Payday lenders
Karen Kasler

New proposed rules on payday lenders require them to assess the ability of borrowers to pay back short term, high interest loans. But advocates who work with low-income Ohioans say those rules are a good start, but don’t go far enough.

Payday lenders charge annual rates of 391% for the short-term loans they provide to high-risk, often desperate borrowers, according to Bill Faith with the Coalition on Homelessness and Housing in Ohio or COHHIO, who says any concern about losing the jobs they provide is misplaced.

“Nobody ever complained about the jobs we were losing when they went after the Mob,” said Faith.

Pat Crowley speaks for the Ohio Consumer Lenders Association, which he says provides a needed service.

“These are hardworking people that Bill Faith offended, and he misrepresents customers who aren’t complaining about the industry en masse,” said Crowley.
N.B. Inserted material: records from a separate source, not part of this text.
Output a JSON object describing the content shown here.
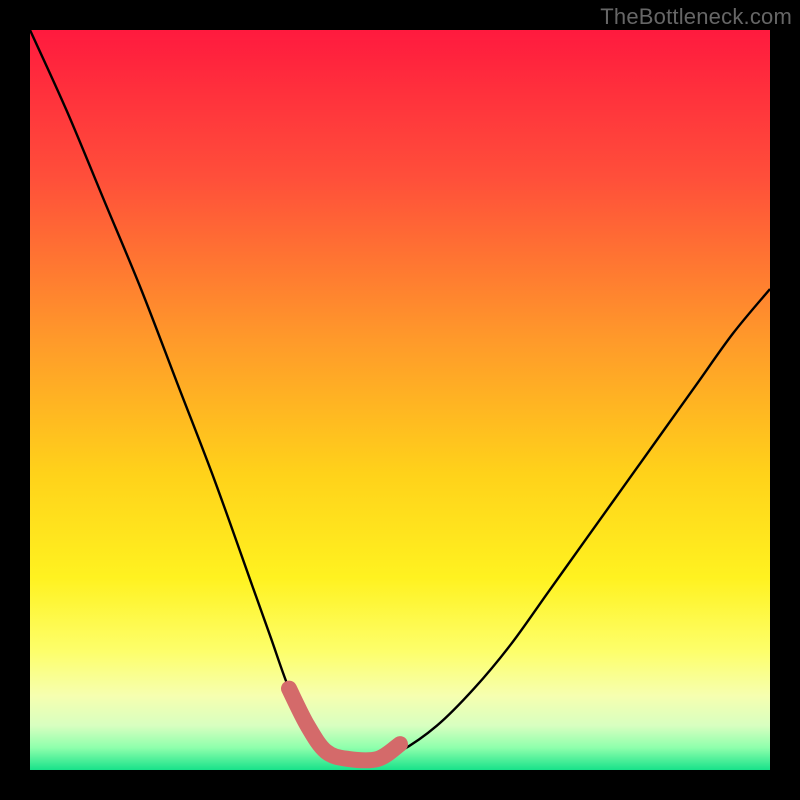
{
  "watermark": "TheBottleneck.com",
  "chart_data": {
    "type": "line",
    "title": "",
    "xlabel": "",
    "ylabel": "",
    "xlim": [
      0,
      1
    ],
    "ylim": [
      0,
      1
    ],
    "series": [
      {
        "name": "bottleneck-curve",
        "x": [
          0.0,
          0.05,
          0.1,
          0.15,
          0.2,
          0.25,
          0.3,
          0.325,
          0.35,
          0.375,
          0.4,
          0.43,
          0.47,
          0.5,
          0.55,
          0.6,
          0.65,
          0.7,
          0.75,
          0.8,
          0.85,
          0.9,
          0.95,
          1.0
        ],
        "y": [
          1.0,
          0.89,
          0.77,
          0.65,
          0.52,
          0.39,
          0.25,
          0.18,
          0.11,
          0.06,
          0.025,
          0.015,
          0.015,
          0.025,
          0.06,
          0.11,
          0.17,
          0.24,
          0.31,
          0.38,
          0.45,
          0.52,
          0.59,
          0.65
        ]
      },
      {
        "name": "trough-highlight",
        "x": [
          0.35,
          0.375,
          0.4,
          0.43,
          0.47,
          0.5
        ],
        "y": [
          0.11,
          0.06,
          0.025,
          0.015,
          0.015,
          0.035
        ]
      }
    ],
    "colors": {
      "curve": "#000000",
      "highlight": "#d46a6a",
      "gradient_stops": [
        {
          "offset": 0.0,
          "color": "#ff1a3e"
        },
        {
          "offset": 0.2,
          "color": "#ff4f3a"
        },
        {
          "offset": 0.42,
          "color": "#ff9a2a"
        },
        {
          "offset": 0.6,
          "color": "#ffd21a"
        },
        {
          "offset": 0.74,
          "color": "#fff220"
        },
        {
          "offset": 0.84,
          "color": "#fdff6b"
        },
        {
          "offset": 0.9,
          "color": "#f6ffb0"
        },
        {
          "offset": 0.94,
          "color": "#d8ffc0"
        },
        {
          "offset": 0.97,
          "color": "#8effac"
        },
        {
          "offset": 1.0,
          "color": "#18e28a"
        }
      ]
    }
  }
}
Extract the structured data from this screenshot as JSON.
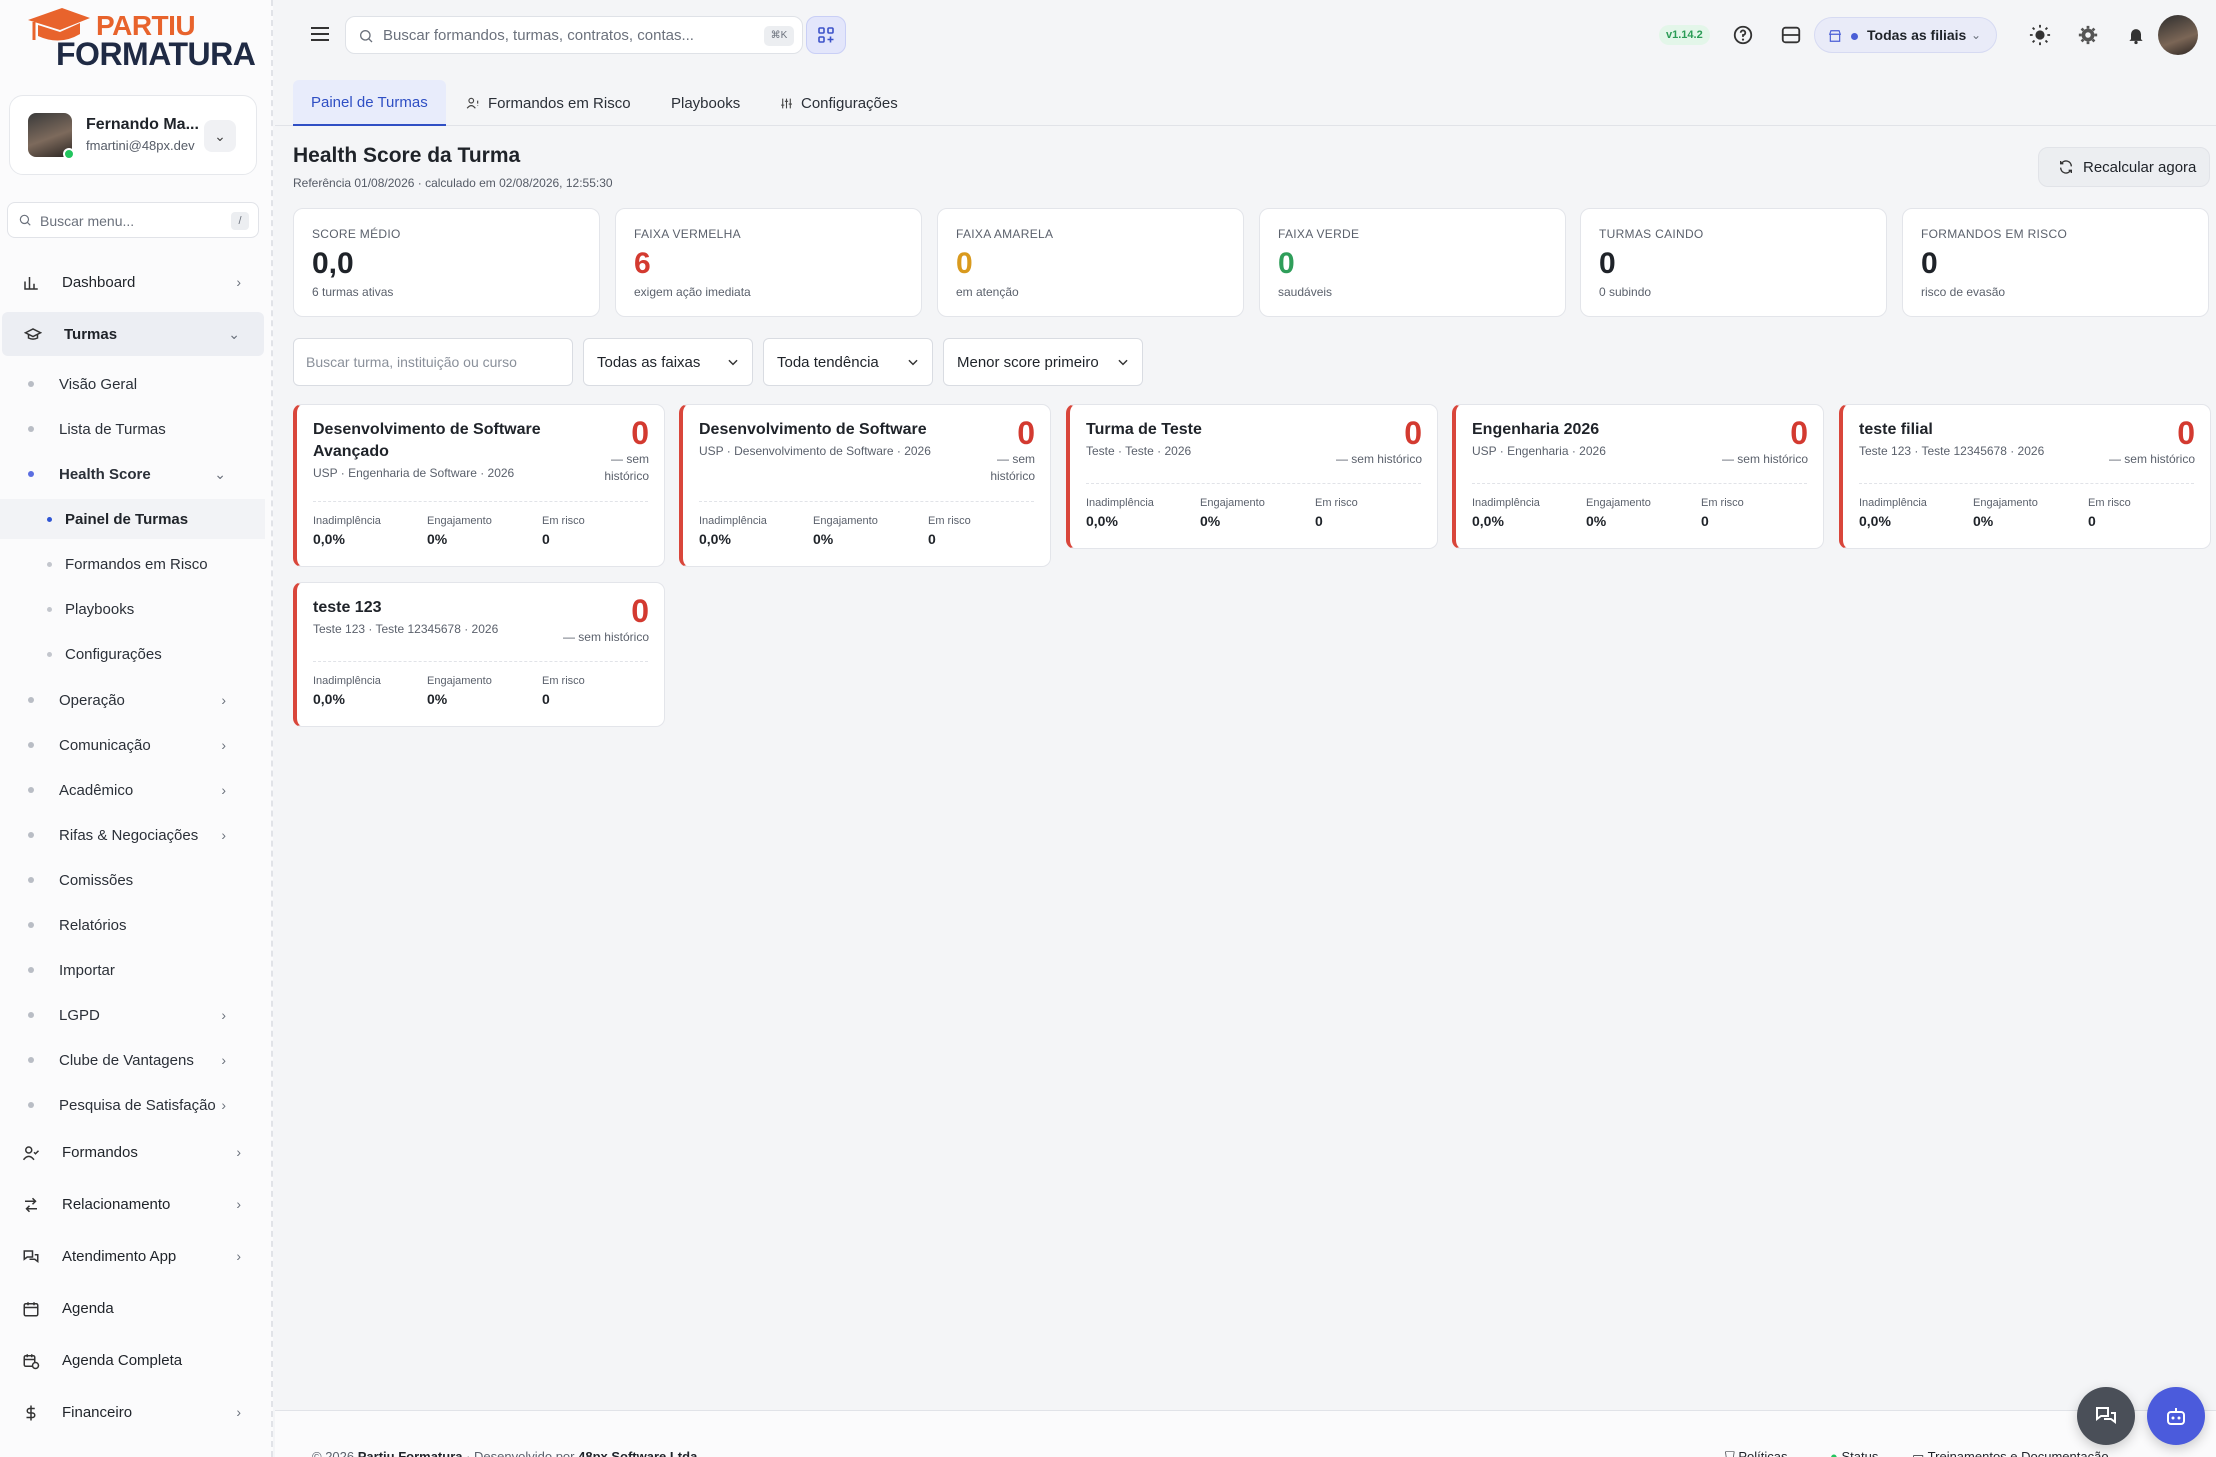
{
  "brand": {
    "line1": "PARTIU",
    "line2": "FORMATURA"
  },
  "user": {
    "name": "Fernando Ma...",
    "email": "fmartini@48px.dev"
  },
  "sidebar": {
    "search_placeholder": "Buscar menu...",
    "search_shortcut": "/",
    "items": [
      {
        "label": "Dashboard"
      },
      {
        "label": "Turmas"
      },
      {
        "label": "Formandos"
      },
      {
        "label": "Relacionamento"
      },
      {
        "label": "Atendimento App"
      },
      {
        "label": "Agenda"
      },
      {
        "label": "Agenda Completa"
      },
      {
        "label": "Financeiro"
      }
    ],
    "turmas_sub": [
      {
        "label": "Visão Geral"
      },
      {
        "label": "Lista de Turmas"
      },
      {
        "label": "Health Score"
      },
      {
        "label": "Operação"
      },
      {
        "label": "Comunicação"
      },
      {
        "label": "Acadêmico"
      },
      {
        "label": "Rifas & Negociações"
      },
      {
        "label": "Comissões"
      },
      {
        "label": "Relatórios"
      },
      {
        "label": "Importar"
      },
      {
        "label": "LGPD"
      },
      {
        "label": "Clube de Vantagens"
      },
      {
        "label": "Pesquisa de Satisfação"
      }
    ],
    "health_sub": [
      {
        "label": "Painel de Turmas"
      },
      {
        "label": "Formandos em Risco"
      },
      {
        "label": "Playbooks"
      },
      {
        "label": "Configurações"
      }
    ]
  },
  "topbar": {
    "search_placeholder": "Buscar formandos, turmas, contratos, contas...",
    "search_shortcut": "⌘K",
    "version": "v1.14.2",
    "branch_label": "Todas as filiais"
  },
  "tabs": [
    {
      "label": "Painel de Turmas"
    },
    {
      "label": "Formandos em Risco"
    },
    {
      "label": "Playbooks"
    },
    {
      "label": "Configurações"
    }
  ],
  "page": {
    "title": "Health Score da Turma",
    "subtitle": "Referência 01/08/2026 · calculado em 02/08/2026, 12:55:30",
    "recalc_label": "Recalcular agora"
  },
  "stats": [
    {
      "label": "SCORE MÉDIO",
      "value": "0,0",
      "sub": "6 turmas ativas",
      "color": "#1f2329"
    },
    {
      "label": "FAIXA VERMELHA",
      "value": "6",
      "sub": "exigem ação imediata",
      "color": "#d33a30"
    },
    {
      "label": "FAIXA AMARELA",
      "value": "0",
      "sub": "em atenção",
      "color": "#d99a1e"
    },
    {
      "label": "FAIXA VERDE",
      "value": "0",
      "sub": "saudáveis",
      "color": "#2f9e5a"
    },
    {
      "label": "TURMAS CAINDO",
      "value": "0",
      "sub": "0 subindo",
      "color": "#1f2329"
    },
    {
      "label": "FORMANDOS EM RISCO",
      "value": "0",
      "sub": "risco de evasão",
      "color": "#1f2329"
    }
  ],
  "filters": {
    "search_placeholder": "Buscar turma, instituição ou curso",
    "band": "Todas as faixas",
    "trend": "Toda tendência",
    "sort": "Menor score primeiro"
  },
  "metric_labels": {
    "default": "Inadimplência",
    "engagement": "Engajamento",
    "risk": "Em risco"
  },
  "classes": [
    {
      "name": "Desenvolvimento de Software Avançado",
      "meta": "USP · Engenharia de Software · 2026",
      "score": "0",
      "trend": "— sem histórico",
      "default": "0,0%",
      "engagement": "0%",
      "risk": "0"
    },
    {
      "name": "Desenvolvimento de Software",
      "meta": "USP · Desenvolvimento de Software · 2026",
      "score": "0",
      "trend": "— sem histórico",
      "default": "0,0%",
      "engagement": "0%",
      "risk": "0"
    },
    {
      "name": "Turma de Teste",
      "meta": "Teste · Teste · 2026",
      "score": "0",
      "trend": "— sem histórico",
      "default": "0,0%",
      "engagement": "0%",
      "risk": "0"
    },
    {
      "name": "Engenharia 2026",
      "meta": "USP · Engenharia · 2026",
      "score": "0",
      "trend": "— sem histórico",
      "default": "0,0%",
      "engagement": "0%",
      "risk": "0"
    },
    {
      "name": "teste filial",
      "meta": "Teste 123 · Teste 12345678 · 2026",
      "score": "0",
      "trend": "— sem histórico",
      "default": "0,0%",
      "engagement": "0%",
      "risk": "0"
    },
    {
      "name": "teste 123",
      "meta": "Teste 123 · Teste 12345678 · 2026",
      "score": "0",
      "trend": "— sem histórico",
      "default": "0,0%",
      "engagement": "0%",
      "risk": "0"
    }
  ],
  "footer": {
    "copyright": "© 2026 ",
    "company": "Partiu Formatura",
    "dev_prefix": " · Desenvolvido por ",
    "dev": "48px Software Ltda",
    "policies": "Políticas",
    "status": "Status",
    "training": "Treinamentos e Documentação"
  },
  "colors": {
    "accent": "#2f4fc4",
    "danger": "#d33a30",
    "warning": "#d99a1e",
    "success": "#2f9e5a",
    "brand_orange": "#e8632c"
  }
}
The public comment period on the federal Consumer Financial Protection Bureau’s proposed rules on payday lenders is open till September.